Here's one that doesn't come up very often, but when it does, it catches people out.
In an attempt to automate the installation of Solaris pkgs on Solaris 10 and earlier, people turn to the
pkgask(1M) command thinking this is what they need to do. They read the man page and then attempt to create the response file, and it fails as follows...
# pkgask -r /var/tmp/response -d . SUNWzsh
Processing package instance from
Z shell (zsh)(sparc) 11.10.0,REV=2005.01.08.05.16
pkgask: ERROR: package does not contain an interactive request script
Processing of request script failed.
No changes were made to the system.
Believe it or not this is correct and expected behaviour. The issue here is you're using the wrong tool for the job.
To quote the
pkgask(1M) man page:
pkgask allows the administrator to store answers to an
interactive package (one with a request script, that is, a
user-created file that must be named request).
Now what isn't clear here is
pkgask(1M) is only useful for pkgs that include a script called
PKGname/install/request. The request script is usually used to configure the application once the pkg has been installed.
If we look at the
SUNWzsh pkg I used in the example, we'll see that file doesn't exist...
# ls -l SUNWzsh/install
-rwxr-xr-x 1 root staff 1097 Dec 21 2009 copyright
-rwxr-xr-x 1 root staff 875 Apr 15 2011 depend

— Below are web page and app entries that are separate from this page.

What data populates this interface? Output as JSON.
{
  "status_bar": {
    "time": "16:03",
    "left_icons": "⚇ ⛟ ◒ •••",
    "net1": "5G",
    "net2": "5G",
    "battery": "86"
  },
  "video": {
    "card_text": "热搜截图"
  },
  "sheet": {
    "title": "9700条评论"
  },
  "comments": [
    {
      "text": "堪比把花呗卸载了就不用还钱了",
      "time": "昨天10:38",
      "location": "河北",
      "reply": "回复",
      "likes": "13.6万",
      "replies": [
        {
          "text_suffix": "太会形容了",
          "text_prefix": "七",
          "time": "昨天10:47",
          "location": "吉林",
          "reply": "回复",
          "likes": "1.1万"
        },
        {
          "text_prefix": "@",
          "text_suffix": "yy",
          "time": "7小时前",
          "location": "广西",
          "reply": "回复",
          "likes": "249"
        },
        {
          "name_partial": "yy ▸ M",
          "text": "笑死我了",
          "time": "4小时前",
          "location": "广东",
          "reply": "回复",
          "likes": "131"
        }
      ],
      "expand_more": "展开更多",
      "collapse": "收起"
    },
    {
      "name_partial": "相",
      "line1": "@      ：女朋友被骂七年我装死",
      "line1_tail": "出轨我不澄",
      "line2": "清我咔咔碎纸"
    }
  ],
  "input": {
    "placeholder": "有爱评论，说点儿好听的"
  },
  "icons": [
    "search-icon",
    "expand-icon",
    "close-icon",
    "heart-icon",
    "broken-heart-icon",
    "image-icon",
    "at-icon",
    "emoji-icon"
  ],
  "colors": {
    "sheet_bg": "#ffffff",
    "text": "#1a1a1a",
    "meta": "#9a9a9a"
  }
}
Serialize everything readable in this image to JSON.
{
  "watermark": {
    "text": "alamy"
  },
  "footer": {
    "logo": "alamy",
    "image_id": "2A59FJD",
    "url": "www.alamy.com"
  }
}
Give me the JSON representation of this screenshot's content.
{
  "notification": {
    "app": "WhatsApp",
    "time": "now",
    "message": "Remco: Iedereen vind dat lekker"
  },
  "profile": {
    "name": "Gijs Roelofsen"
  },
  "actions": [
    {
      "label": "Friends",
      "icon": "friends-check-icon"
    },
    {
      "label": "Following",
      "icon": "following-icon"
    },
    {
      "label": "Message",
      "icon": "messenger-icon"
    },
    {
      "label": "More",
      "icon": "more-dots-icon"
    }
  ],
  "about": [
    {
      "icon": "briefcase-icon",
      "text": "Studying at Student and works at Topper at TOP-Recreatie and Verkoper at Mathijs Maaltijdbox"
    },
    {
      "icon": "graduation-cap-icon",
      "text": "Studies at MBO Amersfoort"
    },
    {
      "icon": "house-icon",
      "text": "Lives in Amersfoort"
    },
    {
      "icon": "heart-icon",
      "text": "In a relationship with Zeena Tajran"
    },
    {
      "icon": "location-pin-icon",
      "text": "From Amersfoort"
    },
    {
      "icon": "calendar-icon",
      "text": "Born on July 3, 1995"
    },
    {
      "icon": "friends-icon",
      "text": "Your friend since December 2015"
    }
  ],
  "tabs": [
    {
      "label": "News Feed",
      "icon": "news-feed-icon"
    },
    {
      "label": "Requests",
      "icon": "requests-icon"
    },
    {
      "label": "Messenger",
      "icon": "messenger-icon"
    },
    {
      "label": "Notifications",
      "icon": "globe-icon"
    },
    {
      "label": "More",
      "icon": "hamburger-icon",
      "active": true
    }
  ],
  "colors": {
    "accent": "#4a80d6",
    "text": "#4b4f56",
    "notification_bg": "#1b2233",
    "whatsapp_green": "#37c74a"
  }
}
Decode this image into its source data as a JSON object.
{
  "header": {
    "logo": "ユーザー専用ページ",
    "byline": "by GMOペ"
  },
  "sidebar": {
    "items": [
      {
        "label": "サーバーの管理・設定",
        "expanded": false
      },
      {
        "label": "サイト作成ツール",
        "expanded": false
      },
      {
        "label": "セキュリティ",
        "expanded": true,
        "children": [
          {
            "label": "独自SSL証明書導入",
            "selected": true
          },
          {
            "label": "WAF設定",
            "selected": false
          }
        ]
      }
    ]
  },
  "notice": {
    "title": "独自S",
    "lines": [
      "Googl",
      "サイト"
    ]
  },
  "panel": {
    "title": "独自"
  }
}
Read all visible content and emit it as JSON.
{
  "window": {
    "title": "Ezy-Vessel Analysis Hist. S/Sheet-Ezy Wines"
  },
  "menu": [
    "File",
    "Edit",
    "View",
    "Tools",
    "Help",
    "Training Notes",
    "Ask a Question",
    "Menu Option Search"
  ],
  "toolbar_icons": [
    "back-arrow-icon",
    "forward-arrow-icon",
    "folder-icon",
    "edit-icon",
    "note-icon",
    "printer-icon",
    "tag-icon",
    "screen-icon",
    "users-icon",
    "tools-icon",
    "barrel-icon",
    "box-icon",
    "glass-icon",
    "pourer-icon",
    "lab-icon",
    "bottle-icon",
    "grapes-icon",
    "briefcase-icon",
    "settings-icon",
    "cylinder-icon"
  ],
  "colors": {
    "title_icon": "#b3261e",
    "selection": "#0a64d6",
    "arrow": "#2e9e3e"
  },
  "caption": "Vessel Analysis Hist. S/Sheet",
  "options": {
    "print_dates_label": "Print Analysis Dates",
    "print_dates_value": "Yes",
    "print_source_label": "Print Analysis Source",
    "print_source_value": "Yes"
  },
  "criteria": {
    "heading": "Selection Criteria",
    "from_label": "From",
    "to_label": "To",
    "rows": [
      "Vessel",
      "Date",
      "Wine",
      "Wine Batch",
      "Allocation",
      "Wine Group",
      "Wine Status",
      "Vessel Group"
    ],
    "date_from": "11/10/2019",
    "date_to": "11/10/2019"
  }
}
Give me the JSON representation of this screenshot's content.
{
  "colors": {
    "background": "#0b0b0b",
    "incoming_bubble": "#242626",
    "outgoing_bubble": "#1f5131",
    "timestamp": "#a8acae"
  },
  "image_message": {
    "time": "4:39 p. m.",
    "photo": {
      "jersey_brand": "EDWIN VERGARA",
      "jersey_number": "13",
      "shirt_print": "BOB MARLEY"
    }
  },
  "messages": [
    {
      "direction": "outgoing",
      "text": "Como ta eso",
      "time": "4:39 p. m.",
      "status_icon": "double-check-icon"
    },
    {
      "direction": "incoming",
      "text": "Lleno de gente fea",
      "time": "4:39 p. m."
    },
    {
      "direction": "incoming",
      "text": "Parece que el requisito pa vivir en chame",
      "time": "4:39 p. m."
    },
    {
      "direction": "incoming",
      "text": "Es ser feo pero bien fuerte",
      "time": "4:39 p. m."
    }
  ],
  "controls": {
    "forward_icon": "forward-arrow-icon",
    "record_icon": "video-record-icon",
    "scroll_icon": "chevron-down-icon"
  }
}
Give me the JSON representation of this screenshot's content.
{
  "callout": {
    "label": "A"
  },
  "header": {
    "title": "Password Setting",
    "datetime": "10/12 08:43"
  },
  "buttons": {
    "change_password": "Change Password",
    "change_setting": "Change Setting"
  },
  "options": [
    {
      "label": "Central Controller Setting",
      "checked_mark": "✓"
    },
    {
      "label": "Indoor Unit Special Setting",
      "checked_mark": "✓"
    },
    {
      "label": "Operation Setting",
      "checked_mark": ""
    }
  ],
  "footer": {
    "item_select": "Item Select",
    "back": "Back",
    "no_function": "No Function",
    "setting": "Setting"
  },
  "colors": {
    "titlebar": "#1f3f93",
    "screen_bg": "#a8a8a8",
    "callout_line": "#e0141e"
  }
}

-rw-r--r-- 1 root staff 2369 Jan 17 18:32 i.none
This means we can't use
pkgask(1M) to generate a response file to automate our installation of this pkg.
What you actually want is to use an admin file. To quote the
pkgadd(1M) man page...
Define an installation administration file, admin, to be
used in place of the default administration file. The
token none overrides the use of any admin file, and thus
forces interaction with the user. Unless a full path
name is given, pkgadd first looks in the current working
directory for the administration file. If the specified
administration file is not in the current working direc-
tory, pkgadd looks in the /var/sadm/install/admin direc-
tory for the administration file.
... and later in the man page ...
If the default admin file is too restrictive, the adminis-
tration file may need to be modified to allow for total
non-interaction during a package installation. See admin(4)
So what you actually need to perform a non-interactive installation of this pkg is an admin file. You will need this for pkgs that contain request scripts too.
Simply copy the default -
/var/sadm/install/admin - to a convenient location and replace all instances of "ask" with a value that suits your needs. Refer to the
admin(4) man page for acceptable values. You can then install your pkg, non-interactively using "
pkgadd -a /path/to/your/admin -d /path/to/pkg YOURpkg".